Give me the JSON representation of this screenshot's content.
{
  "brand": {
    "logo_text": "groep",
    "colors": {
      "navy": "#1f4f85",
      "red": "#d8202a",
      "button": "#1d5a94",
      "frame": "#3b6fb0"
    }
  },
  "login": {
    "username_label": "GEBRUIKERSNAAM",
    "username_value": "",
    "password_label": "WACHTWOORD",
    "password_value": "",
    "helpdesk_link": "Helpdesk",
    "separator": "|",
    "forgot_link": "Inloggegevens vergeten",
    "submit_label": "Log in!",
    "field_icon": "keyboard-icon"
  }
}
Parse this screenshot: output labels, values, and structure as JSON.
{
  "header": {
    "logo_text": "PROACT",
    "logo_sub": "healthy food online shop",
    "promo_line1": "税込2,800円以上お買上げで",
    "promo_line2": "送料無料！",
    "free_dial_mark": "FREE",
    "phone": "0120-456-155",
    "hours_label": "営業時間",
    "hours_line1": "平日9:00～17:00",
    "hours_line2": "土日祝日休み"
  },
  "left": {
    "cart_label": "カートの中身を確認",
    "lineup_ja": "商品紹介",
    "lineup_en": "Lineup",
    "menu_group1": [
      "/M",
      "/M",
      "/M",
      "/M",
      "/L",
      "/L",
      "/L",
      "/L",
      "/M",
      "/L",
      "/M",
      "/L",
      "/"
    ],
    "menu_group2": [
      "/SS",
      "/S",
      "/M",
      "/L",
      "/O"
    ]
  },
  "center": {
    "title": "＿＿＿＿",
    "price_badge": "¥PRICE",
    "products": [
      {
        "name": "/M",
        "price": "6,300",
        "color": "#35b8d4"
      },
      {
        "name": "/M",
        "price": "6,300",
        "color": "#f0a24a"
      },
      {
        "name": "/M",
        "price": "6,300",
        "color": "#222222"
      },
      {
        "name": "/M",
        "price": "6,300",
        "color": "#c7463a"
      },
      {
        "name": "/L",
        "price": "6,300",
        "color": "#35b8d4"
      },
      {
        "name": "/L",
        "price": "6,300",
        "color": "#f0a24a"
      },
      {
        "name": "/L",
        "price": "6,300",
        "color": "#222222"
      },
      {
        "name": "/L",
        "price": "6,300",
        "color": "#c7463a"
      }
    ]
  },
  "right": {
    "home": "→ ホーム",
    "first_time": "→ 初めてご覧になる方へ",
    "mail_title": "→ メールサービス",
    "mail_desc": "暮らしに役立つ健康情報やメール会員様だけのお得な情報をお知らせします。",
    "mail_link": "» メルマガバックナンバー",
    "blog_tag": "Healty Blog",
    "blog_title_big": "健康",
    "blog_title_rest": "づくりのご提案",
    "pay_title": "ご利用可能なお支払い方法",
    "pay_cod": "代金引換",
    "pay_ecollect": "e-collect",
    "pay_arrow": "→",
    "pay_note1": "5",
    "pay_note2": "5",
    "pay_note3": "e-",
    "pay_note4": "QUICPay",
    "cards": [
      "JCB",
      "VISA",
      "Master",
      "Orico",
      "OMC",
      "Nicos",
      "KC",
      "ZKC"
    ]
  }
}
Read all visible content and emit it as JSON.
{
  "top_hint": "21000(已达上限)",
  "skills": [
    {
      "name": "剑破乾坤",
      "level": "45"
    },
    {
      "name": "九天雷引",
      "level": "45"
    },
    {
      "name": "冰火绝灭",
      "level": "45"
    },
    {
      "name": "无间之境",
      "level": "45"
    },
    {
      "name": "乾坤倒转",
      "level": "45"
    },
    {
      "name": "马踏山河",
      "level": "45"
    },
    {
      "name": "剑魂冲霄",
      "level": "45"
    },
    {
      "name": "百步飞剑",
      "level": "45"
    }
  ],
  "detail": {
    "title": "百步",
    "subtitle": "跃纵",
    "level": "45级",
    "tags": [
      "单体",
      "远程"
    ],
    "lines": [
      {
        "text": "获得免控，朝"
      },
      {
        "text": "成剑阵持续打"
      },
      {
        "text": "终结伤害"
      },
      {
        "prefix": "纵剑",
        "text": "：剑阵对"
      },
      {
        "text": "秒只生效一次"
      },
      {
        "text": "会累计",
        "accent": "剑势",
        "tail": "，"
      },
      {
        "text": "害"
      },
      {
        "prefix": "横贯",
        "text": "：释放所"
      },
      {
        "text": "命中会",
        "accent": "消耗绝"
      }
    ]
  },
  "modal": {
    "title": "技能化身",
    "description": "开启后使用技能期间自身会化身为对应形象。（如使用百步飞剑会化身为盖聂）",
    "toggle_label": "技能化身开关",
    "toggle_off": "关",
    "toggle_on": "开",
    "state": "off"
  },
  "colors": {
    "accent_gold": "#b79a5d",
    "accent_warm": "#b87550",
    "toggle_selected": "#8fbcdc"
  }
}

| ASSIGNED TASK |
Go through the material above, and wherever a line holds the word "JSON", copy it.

| TASK RESPONSE |
Give me the JSON representation of this screenshot's content.
Parse this screenshot: output labels, values, and structure as JSON.
Read all visible content and emit it as JSON.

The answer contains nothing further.